'''

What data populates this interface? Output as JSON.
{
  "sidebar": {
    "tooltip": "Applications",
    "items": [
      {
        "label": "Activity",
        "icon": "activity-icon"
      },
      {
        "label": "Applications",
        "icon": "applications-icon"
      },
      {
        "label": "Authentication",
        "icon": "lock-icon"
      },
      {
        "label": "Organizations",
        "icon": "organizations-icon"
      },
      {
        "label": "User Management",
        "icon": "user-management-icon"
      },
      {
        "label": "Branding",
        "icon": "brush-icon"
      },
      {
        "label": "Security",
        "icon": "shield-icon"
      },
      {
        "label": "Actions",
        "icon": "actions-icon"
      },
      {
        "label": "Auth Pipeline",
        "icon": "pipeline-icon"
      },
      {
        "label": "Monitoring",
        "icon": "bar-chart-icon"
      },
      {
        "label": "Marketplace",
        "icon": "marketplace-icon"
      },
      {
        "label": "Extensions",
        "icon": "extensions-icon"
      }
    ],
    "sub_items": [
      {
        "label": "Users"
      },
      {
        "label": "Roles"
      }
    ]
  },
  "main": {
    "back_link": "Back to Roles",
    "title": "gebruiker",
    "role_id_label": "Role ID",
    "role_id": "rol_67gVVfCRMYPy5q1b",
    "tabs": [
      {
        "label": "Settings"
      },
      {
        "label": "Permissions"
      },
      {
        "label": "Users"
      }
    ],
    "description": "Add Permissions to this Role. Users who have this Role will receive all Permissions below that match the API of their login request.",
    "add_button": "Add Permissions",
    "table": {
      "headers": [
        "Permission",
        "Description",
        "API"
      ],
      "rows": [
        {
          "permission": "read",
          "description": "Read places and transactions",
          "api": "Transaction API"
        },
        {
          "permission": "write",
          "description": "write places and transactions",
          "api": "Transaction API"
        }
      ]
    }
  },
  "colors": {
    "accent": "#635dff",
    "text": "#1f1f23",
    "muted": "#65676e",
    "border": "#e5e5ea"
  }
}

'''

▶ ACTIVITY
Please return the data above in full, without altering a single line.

▶ COMPLETED EXERCISE
What data populates this interface? Output as JSON.
{
  "sidebar": {
    "tooltip": "Applications",
    "items": [
      {
        "label": "Activity",
        "icon": "activity-icon"
      },
      {
        "label": "Applications",
        "icon": "applications-icon"
      },
      {
        "label": "Authentication",
        "icon": "lock-icon"
      },
      {
        "label": "Organizations",
        "icon": "organizations-icon"
      },
      {
        "label": "User Management",
        "icon": "user-management-icon"
      },
      {
        "label": "Branding",
        "icon": "brush-icon"
      },
      {
        "label": "Security",
        "icon": "shield-icon"
      },
      {
        "label": "Actions",
        "icon": "actions-icon"
      },
      {
        "label": "Auth Pipeline",
        "icon": "pipeline-icon"
      },
      {
        "label": "Monitoring",
        "icon": "bar-chart-icon"
      },
      {
        "label": "Marketplace",
        "icon": "marketplace-icon"
      },
      {
        "label": "Extensions",
        "icon": "extensions-icon"
      }
    ],
    "sub_items": [
      {
        "label": "Users"
      },
      {
        "label": "Roles"
      }
    ]
  },
  "main": {
    "back_link": "Back to Roles",
    "title": "gebruiker",
    "role_id_label": "Role ID",
    "role_id": "rol_67gVVfCRMYPy5q1b",
    "tabs": [
      {
        "label": "Settings"
      },
      {
        "label": "Permissions"
      },
      {
        "label": "Users"
      }
    ],
    "description": "Add Permissions to this Role. Users who have this Role will receive all Permissions below that match the API of their login request.",
    "add_button": "Add Permissions",
    "table": {
      "headers": [
        "Permission",
        "Description",
        "API"
      ],
      "rows": [
        {
          "permission": "read",
          "description": "Read places and transactions",
          "api": "Transaction API"
        },
        {
          "permission": "write",
          "description": "write places and transactions",
          "api": "Transaction API"
        }
      ]
    }
  },
  "colors": {
    "accent": "#635dff",
    "text": "#1f1f23",
    "muted": "#65676e",
    "border": "#e5e5ea"
  }
}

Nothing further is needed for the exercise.